(Data for review Opens)

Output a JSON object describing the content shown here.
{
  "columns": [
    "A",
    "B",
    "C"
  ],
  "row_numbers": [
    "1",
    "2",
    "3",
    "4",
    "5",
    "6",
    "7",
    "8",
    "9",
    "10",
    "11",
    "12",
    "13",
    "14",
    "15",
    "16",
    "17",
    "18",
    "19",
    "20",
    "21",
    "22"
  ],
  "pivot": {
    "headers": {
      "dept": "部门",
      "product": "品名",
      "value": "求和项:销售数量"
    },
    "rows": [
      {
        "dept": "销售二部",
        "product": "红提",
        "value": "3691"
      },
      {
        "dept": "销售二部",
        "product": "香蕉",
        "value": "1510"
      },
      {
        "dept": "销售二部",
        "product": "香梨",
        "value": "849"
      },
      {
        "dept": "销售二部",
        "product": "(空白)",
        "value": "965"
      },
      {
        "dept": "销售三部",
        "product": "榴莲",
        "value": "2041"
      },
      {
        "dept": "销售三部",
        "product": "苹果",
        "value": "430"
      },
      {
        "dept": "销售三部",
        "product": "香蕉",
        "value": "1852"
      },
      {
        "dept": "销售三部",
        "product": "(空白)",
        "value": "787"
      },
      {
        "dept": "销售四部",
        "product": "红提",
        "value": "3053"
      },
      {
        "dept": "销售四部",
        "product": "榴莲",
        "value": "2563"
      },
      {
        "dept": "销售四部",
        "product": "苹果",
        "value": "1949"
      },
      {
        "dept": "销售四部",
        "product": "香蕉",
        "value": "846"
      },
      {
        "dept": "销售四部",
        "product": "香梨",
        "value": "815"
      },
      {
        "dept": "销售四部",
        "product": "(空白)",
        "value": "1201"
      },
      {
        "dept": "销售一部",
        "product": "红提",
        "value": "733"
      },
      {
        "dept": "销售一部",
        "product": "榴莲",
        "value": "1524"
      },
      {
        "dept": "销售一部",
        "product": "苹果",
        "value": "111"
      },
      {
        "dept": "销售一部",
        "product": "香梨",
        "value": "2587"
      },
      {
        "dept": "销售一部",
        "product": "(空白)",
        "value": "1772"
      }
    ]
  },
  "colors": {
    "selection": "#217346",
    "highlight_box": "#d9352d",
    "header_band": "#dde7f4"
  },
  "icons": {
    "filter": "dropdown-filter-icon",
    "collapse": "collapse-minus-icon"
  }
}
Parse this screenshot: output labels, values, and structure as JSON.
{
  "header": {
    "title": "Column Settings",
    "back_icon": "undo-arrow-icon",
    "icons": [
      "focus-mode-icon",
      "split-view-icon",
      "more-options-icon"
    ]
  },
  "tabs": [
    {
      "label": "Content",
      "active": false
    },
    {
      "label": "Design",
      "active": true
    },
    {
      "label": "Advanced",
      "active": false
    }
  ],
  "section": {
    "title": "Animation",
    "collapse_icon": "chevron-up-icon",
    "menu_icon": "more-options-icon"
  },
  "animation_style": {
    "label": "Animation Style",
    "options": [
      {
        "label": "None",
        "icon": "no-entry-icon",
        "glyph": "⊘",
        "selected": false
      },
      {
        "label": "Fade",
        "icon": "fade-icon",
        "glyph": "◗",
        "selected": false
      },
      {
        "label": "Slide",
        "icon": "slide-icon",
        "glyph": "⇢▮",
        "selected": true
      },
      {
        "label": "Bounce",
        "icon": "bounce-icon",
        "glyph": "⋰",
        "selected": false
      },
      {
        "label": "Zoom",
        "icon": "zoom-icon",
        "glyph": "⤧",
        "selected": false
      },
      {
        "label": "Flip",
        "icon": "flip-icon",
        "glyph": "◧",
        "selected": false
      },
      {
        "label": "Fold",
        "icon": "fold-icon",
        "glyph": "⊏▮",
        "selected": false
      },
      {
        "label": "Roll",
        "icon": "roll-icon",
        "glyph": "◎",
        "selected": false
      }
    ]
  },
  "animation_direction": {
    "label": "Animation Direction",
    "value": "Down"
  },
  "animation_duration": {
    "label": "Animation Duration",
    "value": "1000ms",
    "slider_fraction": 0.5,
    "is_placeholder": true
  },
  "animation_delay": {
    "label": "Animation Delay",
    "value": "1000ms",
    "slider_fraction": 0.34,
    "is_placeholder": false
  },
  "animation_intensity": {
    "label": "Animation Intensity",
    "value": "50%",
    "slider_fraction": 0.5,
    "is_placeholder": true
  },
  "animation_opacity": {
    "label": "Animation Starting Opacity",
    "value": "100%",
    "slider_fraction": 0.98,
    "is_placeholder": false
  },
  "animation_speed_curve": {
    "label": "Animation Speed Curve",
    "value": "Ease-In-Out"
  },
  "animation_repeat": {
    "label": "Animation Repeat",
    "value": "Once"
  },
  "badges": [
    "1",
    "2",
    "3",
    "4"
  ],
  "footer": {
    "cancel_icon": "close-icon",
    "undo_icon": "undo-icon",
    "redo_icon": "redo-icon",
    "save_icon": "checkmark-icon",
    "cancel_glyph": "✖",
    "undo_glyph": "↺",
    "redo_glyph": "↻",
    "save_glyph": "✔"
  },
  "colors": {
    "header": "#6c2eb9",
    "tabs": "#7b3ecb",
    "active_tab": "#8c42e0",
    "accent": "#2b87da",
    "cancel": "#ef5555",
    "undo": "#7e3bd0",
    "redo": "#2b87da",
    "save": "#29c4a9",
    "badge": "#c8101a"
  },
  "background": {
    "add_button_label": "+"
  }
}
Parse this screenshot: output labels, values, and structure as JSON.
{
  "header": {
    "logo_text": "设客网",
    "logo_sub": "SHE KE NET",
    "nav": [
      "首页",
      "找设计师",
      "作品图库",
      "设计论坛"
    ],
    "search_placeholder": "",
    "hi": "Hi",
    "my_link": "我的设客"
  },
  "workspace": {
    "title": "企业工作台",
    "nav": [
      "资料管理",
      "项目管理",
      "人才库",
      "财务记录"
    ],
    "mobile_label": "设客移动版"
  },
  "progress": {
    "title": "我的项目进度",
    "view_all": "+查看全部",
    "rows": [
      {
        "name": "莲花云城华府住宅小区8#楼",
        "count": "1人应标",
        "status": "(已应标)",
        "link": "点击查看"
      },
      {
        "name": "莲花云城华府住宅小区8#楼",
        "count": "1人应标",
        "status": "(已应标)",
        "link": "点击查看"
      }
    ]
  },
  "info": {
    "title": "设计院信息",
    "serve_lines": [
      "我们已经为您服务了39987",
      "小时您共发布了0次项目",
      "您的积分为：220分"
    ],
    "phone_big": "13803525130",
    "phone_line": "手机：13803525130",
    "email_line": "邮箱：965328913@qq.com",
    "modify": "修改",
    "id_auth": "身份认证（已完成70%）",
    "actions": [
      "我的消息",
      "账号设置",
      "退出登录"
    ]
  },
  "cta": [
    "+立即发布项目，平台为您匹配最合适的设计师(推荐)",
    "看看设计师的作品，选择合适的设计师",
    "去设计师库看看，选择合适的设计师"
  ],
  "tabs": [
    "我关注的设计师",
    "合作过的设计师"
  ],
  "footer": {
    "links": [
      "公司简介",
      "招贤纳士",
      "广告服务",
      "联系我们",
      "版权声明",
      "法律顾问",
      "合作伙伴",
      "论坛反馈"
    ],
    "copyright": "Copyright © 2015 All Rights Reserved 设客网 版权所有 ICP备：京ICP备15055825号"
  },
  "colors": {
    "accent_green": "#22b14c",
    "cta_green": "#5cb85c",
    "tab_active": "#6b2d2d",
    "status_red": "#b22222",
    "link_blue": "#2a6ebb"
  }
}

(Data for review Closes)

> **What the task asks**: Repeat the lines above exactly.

> **Result of the exercise**:
Output a JSON object describing the content shown here.
{
  "columns": [
    "A",
    "B",
    "C"
  ],
  "row_numbers": [
    "1",
    "2",
    "3",
    "4",
    "5",
    "6",
    "7",
    "8",
    "9",
    "10",
    "11",
    "12",
    "13",
    "14",
    "15",
    "16",
    "17",
    "18",
    "19",
    "20",
    "21",
    "22"
  ],
  "pivot": {
    "headers": {
      "dept": "部门",
      "product": "品名",
      "value": "求和项:销售数量"
    },
    "rows": [
      {
        "dept": "销售二部",
        "product": "红提",
        "value": "3691"
      },
      {
        "dept": "销售二部",
        "product": "香蕉",
        "value": "1510"
      },
      {
        "dept": "销售二部",
        "product": "香梨",
        "value": "849"
      },
      {
        "dept": "销售二部",
        "product": "(空白)",
        "value": "965"
      },
      {
        "dept": "销售三部",
        "product": "榴莲",
        "value": "2041"
      },
      {
        "dept": "销售三部",
        "product": "苹果",
        "value": "430"
      },
      {
        "dept": "销售三部",
        "product": "香蕉",
        "value": "1852"
      },
      {
        "dept": "销售三部",
        "product": "(空白)",
        "value": "787"
      },
      {
        "dept": "销售四部",
        "product": "红提",
        "value": "3053"
      },
      {
        "dept": "销售四部",
        "product": "榴莲",
        "value": "2563"
      },
      {
        "dept": "销售四部",
        "product": "苹果",
        "value": "1949"
      },
      {
        "dept": "销售四部",
        "product": "香蕉",
        "value": "846"
      },
      {
        "dept": "销售四部",
        "product": "香梨",
        "value": "815"
      },
      {
        "dept": "销售四部",
        "product": "(空白)",
        "value": "1201"
      },
      {
        "dept": "销售一部",
        "product": "红提",
        "value": "733"
      },
      {
        "dept": "销售一部",
        "product": "榴莲",
        "value": "1524"
      },
      {
        "dept": "销售一部",
        "product": "苹果",
        "value": "111"
      },
      {
        "dept": "销售一部",
        "product": "香梨",
        "value": "2587"
      },
      {
        "dept": "销售一部",
        "product": "(空白)",
        "value": "1772"
      }
    ]
  },
  "colors": {
    "selection": "#217346",
    "highlight_box": "#d9352d",
    "header_band": "#dde7f4"
  },
  "icons": {
    "filter": "dropdown-filter-icon",
    "collapse": "collapse-minus-icon"
  }
}
Parse this screenshot: output labels, values, and structure as JSON.
{
  "header": {
    "title": "Column Settings",
    "back_icon": "undo-arrow-icon",
    "icons": [
      "focus-mode-icon",
      "split-view-icon",
      "more-options-icon"
    ]
  },
  "tabs": [
    {
      "label": "Content",
      "active": false
    },
    {
      "label": "Design",
      "active": true
    },
    {
      "label": "Advanced",
      "active": false
    }
  ],
  "section": {
    "title": "Animation",
    "collapse_icon": "chevron-up-icon",
    "menu_icon": "more-options-icon"
  },
  "animation_style": {
    "label": "Animation Style",
    "options": [
      {
        "label": "None",
        "icon": "no-entry-icon",
        "glyph": "⊘",
        "selected": false
      },
      {
        "label": "Fade",
        "icon": "fade-icon",
        "glyph": "◗",
        "selected": false
      },
      {
        "label": "Slide",
        "icon": "slide-icon",
        "glyph": "⇢▮",
        "selected": true
      },
      {
        "label": "Bounce",
        "icon": "bounce-icon",
        "glyph": "⋰",
        "selected": false
      },
      {
        "label": "Zoom",
        "icon": "zoom-icon",
        "glyph": "⤧",
        "selected": false
      },
      {
        "label": "Flip",
        "icon": "flip-icon",
        "glyph": "◧",
        "selected": false
      },
      {
        "label": "Fold",
        "icon": "fold-icon",
        "glyph": "⊏▮",
        "selected": false
      },
      {
        "label": "Roll",
        "icon": "roll-icon",
        "glyph": "◎",
        "selected": false
      }
    ]
  },
  "animation_direction": {
    "label": "Animation Direction",
    "value": "Down"
  },
  "animation_duration": {
    "label": "Animation Duration",
    "value": "1000ms",
    "slider_fraction": 0.5,
    "is_placeholder": true
  },
  "animation_delay": {
    "label": "Animation Delay",
    "value": "1000ms",
    "slider_fraction": 0.34,
    "is_placeholder": false
  },
  "animation_intensity": {
    "label": "Animation Intensity",
    "value": "50%",
    "slider_fraction": 0.5,
    "is_placeholder": true
  },
  "animation_opacity": {
    "label": "Animation Starting Opacity",
    "value": "100%",
    "slider_fraction": 0.98,
    "is_placeholder": false
  },
  "animation_speed_curve": {
    "label": "Animation Speed Curve",
    "value": "Ease-In-Out"
  },
  "animation_repeat": {
    "label": "Animation Repeat",
    "value": "Once"
  },
  "badges": [
    "1",
    "2",
    "3",
    "4"
  ],
  "footer": {
    "cancel_icon": "close-icon",
    "undo_icon": "undo-icon",
    "redo_icon": "redo-icon",
    "save_icon": "checkmark-icon",
    "cancel_glyph": "✖",
    "undo_glyph": "↺",
    "redo_glyph": "↻",
    "save_glyph": "✔"
  },
  "colors": {
    "header": "#6c2eb9",
    "tabs": "#7b3ecb",
    "active_tab": "#8c42e0",
    "accent": "#2b87da",
    "cancel": "#ef5555",
    "undo": "#7e3bd0",
    "redo": "#2b87da",
    "save": "#29c4a9",
    "badge": "#c8101a"
  },
  "background": {
    "add_button_label": "+"
  }
}
Parse this screenshot: output labels, values, and structure as JSON.
{
  "header": {
    "logo_text": "设客网",
    "logo_sub": "SHE KE NET",
    "nav": [
      "首页",
      "找设计师",
      "作品图库",
      "设计论坛"
    ],
    "search_placeholder": "",
    "hi": "Hi",
    "my_link": "我的设客"
  },
  "workspace": {
    "title": "企业工作台",
    "nav": [
      "资料管理",
      "项目管理",
      "人才库",
      "财务记录"
    ],
    "mobile_label": "设客移动版"
  },
  "progress": {
    "title": "我的项目进度",
    "view_all": "+查看全部",
    "rows": [
      {
        "name": "莲花云城华府住宅小区8#楼",
        "count": "1人应标",
        "status": "(已应标)",
        "link": "点击查看"
      },
      {
        "name": "莲花云城华府住宅小区8#楼",
        "count": "1人应标",
        "status": "(已应标)",
        "link": "点击查看"
      }
    ]
  },
  "info": {
    "title": "设计院信息",
    "serve_lines": [
      "我们已经为您服务了39987",
      "小时您共发布了0次项目",
      "您的积分为：220分"
    ],
    "phone_big": "13803525130",
    "phone_line": "手机：13803525130",
    "email_line": "邮箱：965328913@qq.com",
    "modify": "修改",
    "id_auth": "身份认证（已完成70%）",
    "actions": [
      "我的消息",
      "账号设置",
      "退出登录"
    ]
  },
  "cta": [
    "+立即发布项目，平台为您匹配最合适的设计师(推荐)",
    "看看设计师的作品，选择合适的设计师",
    "去设计师库看看，选择合适的设计师"
  ],
  "tabs": [
    "我关注的设计师",
    "合作过的设计师"
  ],
  "footer": {
    "links": [
      "公司简介",
      "招贤纳士",
      "广告服务",
      "联系我们",
      "版权声明",
      "法律顾问",
      "合作伙伴",
      "论坛反馈"
    ],
    "copyright": "Copyright © 2015 All Rights Reserved 设客网 版权所有 ICP备：京ICP备15055825号"
  },
  "colors": {
    "accent_green": "#22b14c",
    "cta_green": "#5cb85c",
    "tab_active": "#6b2d2d",
    "status_red": "#b22222",
    "link_blue": "#2a6ebb"
  }
}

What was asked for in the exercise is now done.